Built in 1650 as the official residence of the Dutch governors it is a fine example of Dutch architecture preserved in its original structure and form. Believed to be the oldest Dutch building in the east, it now houses the historic museum and ethnography museum which has displays and detailed explanations of Melaka’s history, local culture and traditions.
A war memorial dedicated to British officers and soldiers who died in the Naning War (1831-32).This graveyard was first used at the last quarter of the 17th century. Presently, 5 Dutch and 33 British graves are sited within its compound. This cemetery was used in two stages that is between 1670-1682 and later between 1818-1838.The grave that attracts the attention of most visitors is the one that has a tall column on it where two army officers were killed during the Naning War (1831-1832)
“Mini Lisbon” located within the Portuguese settlement, the square is the culmination of Portuguese culture and colour.
Kampung Hulu Mosque
Built in 1728, it is the oldest mosque still remaining within the designated area. It represents a typical Malaccan mosque architecture having a square base with three-tierd roof along with a pagoda like minaret. This type of mosque architecture is unique to the state of Malacca here it displays influences of the Malay, Indian, Chinese and Arabic elements. The main building roof form is of early temple form with Chinese detailing and decoration.

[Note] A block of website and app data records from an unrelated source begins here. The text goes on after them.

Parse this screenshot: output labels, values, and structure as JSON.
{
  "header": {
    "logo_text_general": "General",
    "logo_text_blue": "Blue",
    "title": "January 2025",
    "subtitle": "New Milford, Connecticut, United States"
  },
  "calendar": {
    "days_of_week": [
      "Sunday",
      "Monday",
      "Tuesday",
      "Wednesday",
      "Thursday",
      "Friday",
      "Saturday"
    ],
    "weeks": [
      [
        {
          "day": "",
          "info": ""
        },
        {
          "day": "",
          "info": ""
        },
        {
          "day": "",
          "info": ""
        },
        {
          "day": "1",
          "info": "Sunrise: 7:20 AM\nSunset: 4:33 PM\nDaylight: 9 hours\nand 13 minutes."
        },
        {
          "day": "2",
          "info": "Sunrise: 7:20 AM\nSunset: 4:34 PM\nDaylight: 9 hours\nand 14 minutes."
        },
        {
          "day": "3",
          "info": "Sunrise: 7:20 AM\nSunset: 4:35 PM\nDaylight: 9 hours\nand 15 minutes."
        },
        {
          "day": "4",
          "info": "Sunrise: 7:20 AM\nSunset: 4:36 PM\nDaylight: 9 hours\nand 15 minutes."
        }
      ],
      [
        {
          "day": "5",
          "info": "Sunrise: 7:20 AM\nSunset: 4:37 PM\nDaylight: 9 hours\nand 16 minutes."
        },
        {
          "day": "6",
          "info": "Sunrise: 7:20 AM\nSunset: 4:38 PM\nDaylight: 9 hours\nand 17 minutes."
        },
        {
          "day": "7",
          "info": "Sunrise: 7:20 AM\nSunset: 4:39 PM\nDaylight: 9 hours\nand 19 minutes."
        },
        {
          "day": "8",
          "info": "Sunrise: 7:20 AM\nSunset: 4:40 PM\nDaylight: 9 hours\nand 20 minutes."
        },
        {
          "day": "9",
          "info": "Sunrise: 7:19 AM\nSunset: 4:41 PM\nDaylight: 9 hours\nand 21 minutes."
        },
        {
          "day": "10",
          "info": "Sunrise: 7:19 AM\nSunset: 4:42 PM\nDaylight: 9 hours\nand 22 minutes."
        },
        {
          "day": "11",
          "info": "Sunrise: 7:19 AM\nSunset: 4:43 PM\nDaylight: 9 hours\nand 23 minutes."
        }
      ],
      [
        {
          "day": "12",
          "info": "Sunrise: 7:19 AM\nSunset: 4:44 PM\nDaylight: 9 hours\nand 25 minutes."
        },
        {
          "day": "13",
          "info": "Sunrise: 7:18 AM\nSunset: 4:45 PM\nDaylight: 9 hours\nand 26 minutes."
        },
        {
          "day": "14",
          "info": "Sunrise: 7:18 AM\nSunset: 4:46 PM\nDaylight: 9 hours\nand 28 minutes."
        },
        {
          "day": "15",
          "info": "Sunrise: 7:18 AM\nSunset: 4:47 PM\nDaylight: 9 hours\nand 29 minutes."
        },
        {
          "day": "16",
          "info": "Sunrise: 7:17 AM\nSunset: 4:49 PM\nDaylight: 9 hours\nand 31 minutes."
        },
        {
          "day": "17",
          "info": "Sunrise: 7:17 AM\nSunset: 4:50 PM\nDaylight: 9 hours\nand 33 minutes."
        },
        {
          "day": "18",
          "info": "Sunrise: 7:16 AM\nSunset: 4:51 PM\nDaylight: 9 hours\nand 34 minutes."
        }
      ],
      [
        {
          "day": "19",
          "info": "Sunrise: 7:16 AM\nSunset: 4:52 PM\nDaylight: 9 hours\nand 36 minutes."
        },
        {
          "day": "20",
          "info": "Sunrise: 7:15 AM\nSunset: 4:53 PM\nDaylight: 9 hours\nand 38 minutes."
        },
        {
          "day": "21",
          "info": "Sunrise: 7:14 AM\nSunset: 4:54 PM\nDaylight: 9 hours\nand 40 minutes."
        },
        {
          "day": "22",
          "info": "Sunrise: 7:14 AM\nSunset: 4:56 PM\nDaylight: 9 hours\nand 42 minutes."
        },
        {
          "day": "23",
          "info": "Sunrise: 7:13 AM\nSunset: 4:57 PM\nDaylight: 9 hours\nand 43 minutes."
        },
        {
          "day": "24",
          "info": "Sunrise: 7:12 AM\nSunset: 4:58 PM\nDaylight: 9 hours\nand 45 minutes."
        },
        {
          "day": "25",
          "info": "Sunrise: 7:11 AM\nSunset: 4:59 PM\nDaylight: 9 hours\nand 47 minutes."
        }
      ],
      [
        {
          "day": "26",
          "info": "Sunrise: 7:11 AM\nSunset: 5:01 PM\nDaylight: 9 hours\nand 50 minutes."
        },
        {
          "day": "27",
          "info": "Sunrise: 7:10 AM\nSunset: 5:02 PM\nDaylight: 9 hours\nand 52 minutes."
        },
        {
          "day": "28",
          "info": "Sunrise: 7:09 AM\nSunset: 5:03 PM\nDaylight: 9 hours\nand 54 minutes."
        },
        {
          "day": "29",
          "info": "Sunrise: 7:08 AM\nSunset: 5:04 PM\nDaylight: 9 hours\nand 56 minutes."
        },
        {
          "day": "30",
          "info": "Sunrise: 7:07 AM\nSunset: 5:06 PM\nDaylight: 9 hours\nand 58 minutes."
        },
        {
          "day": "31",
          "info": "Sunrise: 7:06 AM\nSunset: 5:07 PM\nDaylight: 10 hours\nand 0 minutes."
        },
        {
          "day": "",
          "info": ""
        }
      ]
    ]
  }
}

Standing exactly as it has always been since 1753, it was built by the Dutch with pink bricks brought out from Zeeland in Holland and faced with local laterite it has ceiling beams constructed without joints. It has handmade pews, Brass Bible, tombstone written in Armenian and “Last Supper” in glazed tiles.